» **TASK TO CARRY OUT**
Your task is to copy every line of the records below that contains "icon".

====

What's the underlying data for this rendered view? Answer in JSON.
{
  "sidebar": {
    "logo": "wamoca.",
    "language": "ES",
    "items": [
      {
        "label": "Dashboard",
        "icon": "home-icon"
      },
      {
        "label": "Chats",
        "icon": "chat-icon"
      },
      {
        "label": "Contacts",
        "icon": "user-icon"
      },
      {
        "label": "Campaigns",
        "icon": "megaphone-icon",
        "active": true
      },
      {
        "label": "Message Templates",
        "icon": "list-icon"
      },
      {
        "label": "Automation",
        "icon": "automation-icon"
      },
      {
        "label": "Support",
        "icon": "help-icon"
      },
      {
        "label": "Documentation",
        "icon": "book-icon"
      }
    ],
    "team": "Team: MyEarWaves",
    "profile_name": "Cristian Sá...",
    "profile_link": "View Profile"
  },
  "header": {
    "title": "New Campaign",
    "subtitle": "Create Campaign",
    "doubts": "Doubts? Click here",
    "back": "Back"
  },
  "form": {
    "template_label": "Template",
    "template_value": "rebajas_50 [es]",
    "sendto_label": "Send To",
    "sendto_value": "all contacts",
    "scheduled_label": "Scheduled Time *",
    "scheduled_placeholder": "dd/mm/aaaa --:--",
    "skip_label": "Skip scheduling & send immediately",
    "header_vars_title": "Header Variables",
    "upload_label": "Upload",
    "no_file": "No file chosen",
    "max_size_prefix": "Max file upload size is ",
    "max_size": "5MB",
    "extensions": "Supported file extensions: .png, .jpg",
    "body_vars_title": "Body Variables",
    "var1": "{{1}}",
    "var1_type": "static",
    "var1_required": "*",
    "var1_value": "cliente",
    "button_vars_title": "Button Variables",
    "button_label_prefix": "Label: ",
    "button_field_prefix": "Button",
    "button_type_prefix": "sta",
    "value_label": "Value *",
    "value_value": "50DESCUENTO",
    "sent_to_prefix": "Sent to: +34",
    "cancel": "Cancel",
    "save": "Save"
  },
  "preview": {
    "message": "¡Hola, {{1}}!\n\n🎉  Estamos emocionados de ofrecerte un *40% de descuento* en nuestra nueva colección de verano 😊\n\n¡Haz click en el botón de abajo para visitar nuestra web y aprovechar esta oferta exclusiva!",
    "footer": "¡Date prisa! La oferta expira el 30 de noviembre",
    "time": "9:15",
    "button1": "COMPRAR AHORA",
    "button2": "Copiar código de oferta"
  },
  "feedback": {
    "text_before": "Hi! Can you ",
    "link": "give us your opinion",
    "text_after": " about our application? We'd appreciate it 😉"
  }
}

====

» **EXERCISE RESULT**
        "icon": "home-icon"
        "icon": "chat-icon"
        "icon": "user-icon"
        "icon": "megaphone-icon",
        "icon": "list-icon"
        "icon": "automation-icon"
        "icon": "help-icon"
        "icon": "book-icon"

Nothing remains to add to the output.